- Ms. Heller charges her hourly fee for this initial
consultation and analysis. As of January 2017, Ms. Heller's
hourly rate is $300.00 per hour. This rate can change from time
- The client is then free to think about Ms. Heller's
suggestions before committing to retaining her to do the actual
drafting of documents.
DOCUMENT DRAFTING PROCESS
If the client does decide to retain Ms. Heller to draft the
suggested documents for a full estate plan within thirty (30) days
of the initial consultation, Ms. Heller will deduct the
consultation fee off of the quoted fee for preparation of the
documents. Ms. Heller does request a payment of one-half of the
quoted document fee before beginning work on the documents.
Payment of the remaining balance of the quoted fee is due when the
documents are ready for the client. Any deduction of consultation
fee will be made at the time final payment is
There are various types of Trusts that are used in Estate
Planning (see Frequently
A Trust needs to be administered according to its terms.
The Trustee needs to keep accurate records of all investments
made by the Trust, all receipts and all disbursements made, and
give the beneficiary an Accounting of such activity on an annual
The Trustee is also responsible for filing Income Tax Returns
for the Trust, both Federal and State, and paying any such taxes
The Trustee usually has the final authority to determine how
much money is distributed to the beneficiary and at what times, in
accordance with the terms of the Trust document.
The administrative duties of a Trustee are the same as those of
a Personal Representative of a Probate
Estate. The only difference is that the Court does not need to
certify the appointment of a Trustee under a Trust, as it must
with the Personal Representative of an Estate.
If the Trust is a Revocable
Living Trust, and the Settlor is the beneficiary and Trustee,
he/she does not need to make any accounting of his/her actions as
Trustee. However, if for any reason the Settlor ceases to act as

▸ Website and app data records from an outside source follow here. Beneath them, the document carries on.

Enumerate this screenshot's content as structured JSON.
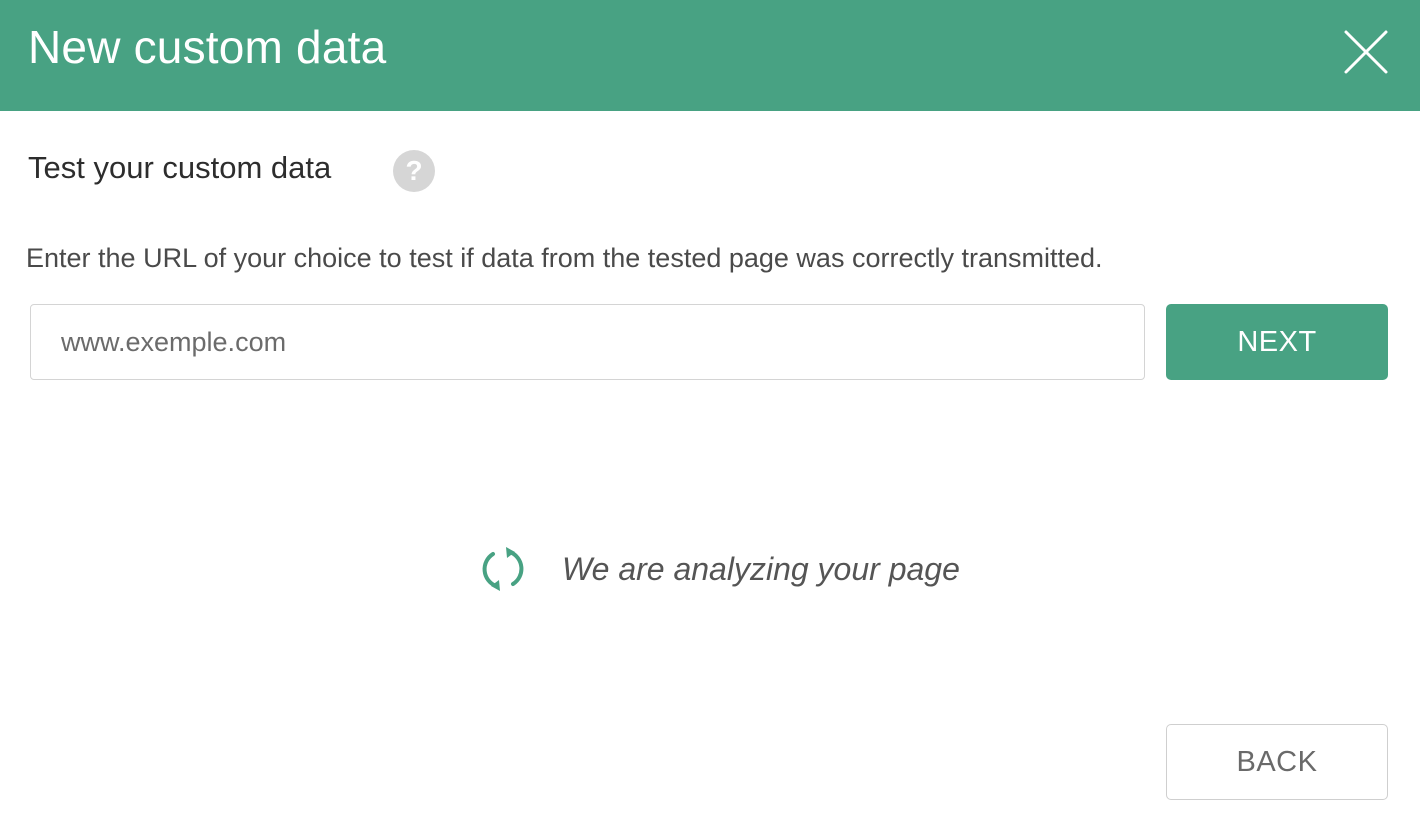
{
  "dialog": {
    "title": "New custom data",
    "close_icon": "close-icon",
    "accent_color": "#48a283"
  },
  "section": {
    "title": "Test your custom data",
    "help_icon": "help-icon",
    "help_glyph": "?"
  },
  "description": "Enter the URL of your choice to test if data from the tested page was correctly transmitted.",
  "url_input": {
    "value": "",
    "placeholder": "www.exemple.com"
  },
  "next_button": {
    "label": "NEXT"
  },
  "status": {
    "icon": "refresh-icon",
    "text": "We are analyzing your page"
  },
  "back_button": {
    "label": "BACK"
  }
}
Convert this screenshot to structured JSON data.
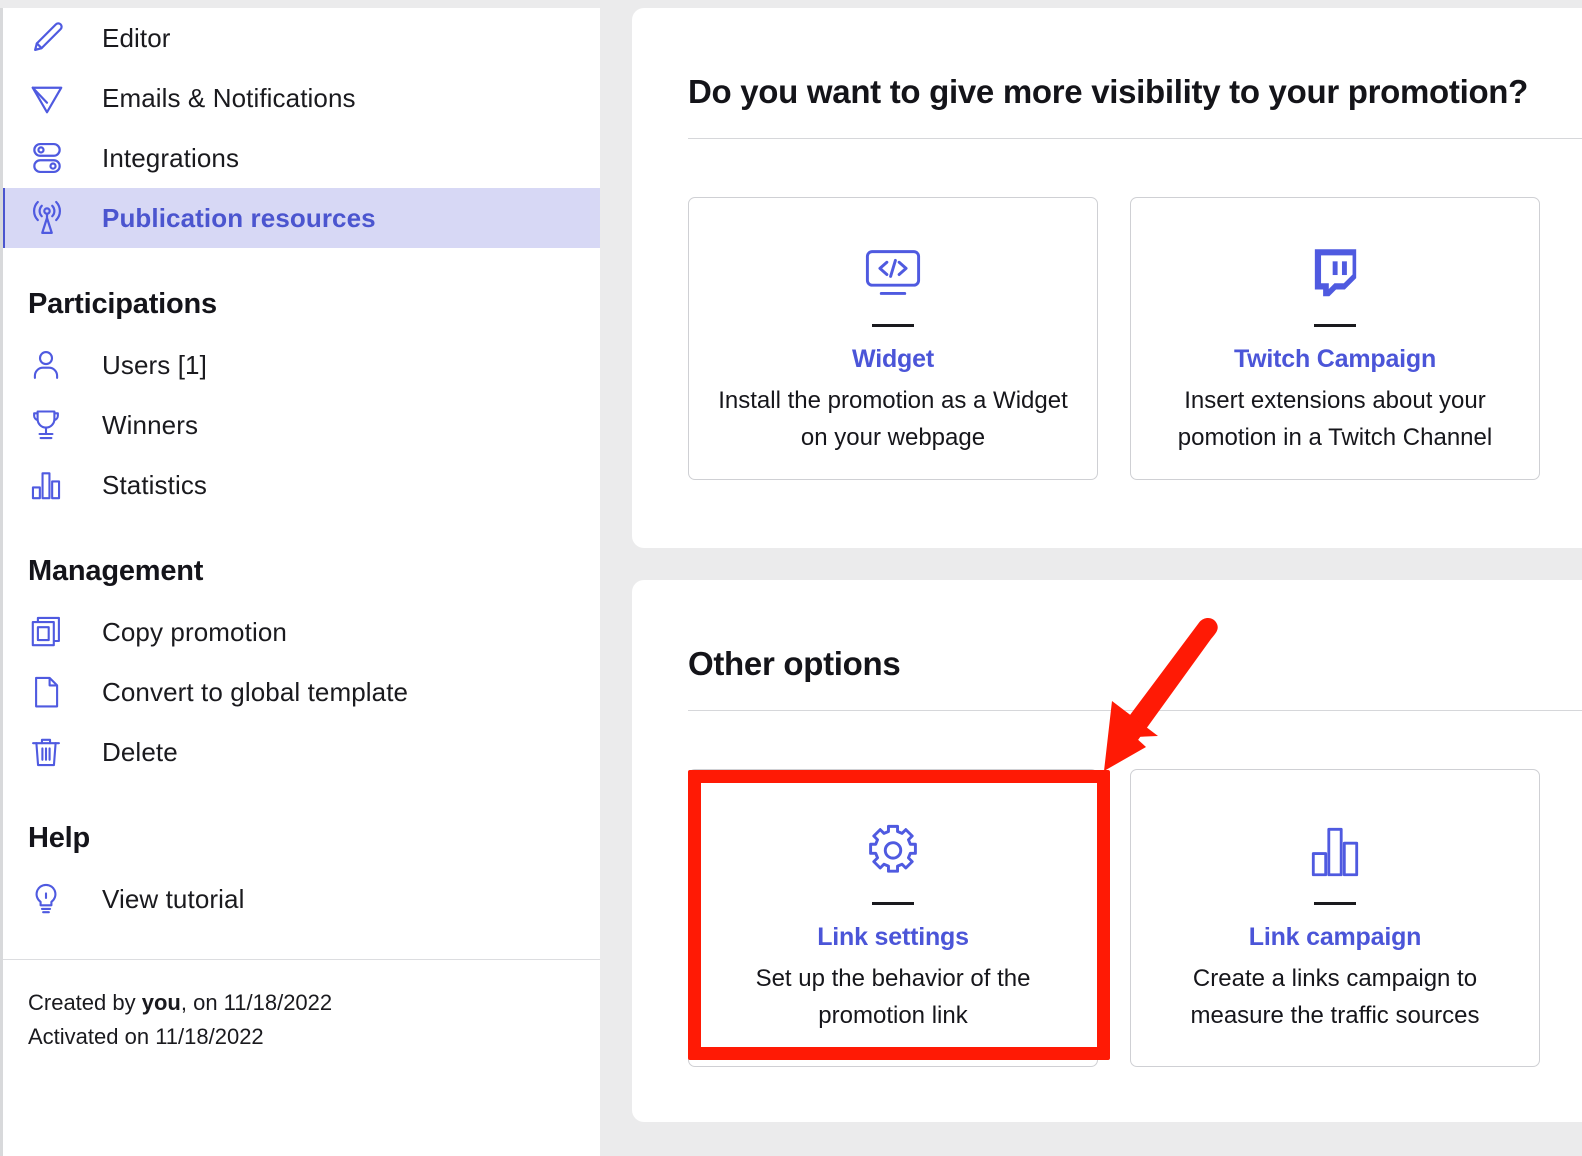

Trustee, then the Successor Trustee must account to the
Beneficiaries of the Trust as stated above.
Provisions for the Care of Your Animals
After Your Death or
Colorado has one of the best statutes in the entire country
allowing for Pets Trusts. This statute was made law in Colorado in
1994, as part of the revisions to the Colorado Probate Code.
Ms. Heller drafted this legislation, and is considered one of
the leading authorities on the use of Trusts to care for pets.
A "Pets Trust" can be included in your Will or Revocable Living
Trust, to take effect upon your death. You can also set up a
Charitable Remainder Trust if you are making a charity the
remainder beneficiary. A Trust for animals should specify the
- a description of the animal or animals to be cared for;
- who is to be the Caregiver; and the Successor
- who is to be the Trustee; and the Successor Trustee;
- what types of things can be paid for by the Trust: medical
care, food and shelter, grooming, training, travel with the
caregiver, etc; you can be very specific or you can leave it up
to the Trustee;
- whether both income and principal can be used for the care
of the animal(s); or just income, leaving the principal for the
remainder beneficiaries; what about capital gains;
- when will the trust end: after a specific period of years,
or after the animal(s) dies;
- who is to receive the remaining funds of the trust after the
trust ends = the remainder beneficiary;
- who is to receive the trust funds if the trust fails, a
Tell your Attorney what you want
If you want to provide for your animals, it is important to
tell your attorney, so that he or she can explore the appropriate
avenues with you. If he or she is unfamiliar with the options
mentioned here, suggest that they give us a call. We are happy to
help, because it is really the pets that we are helping.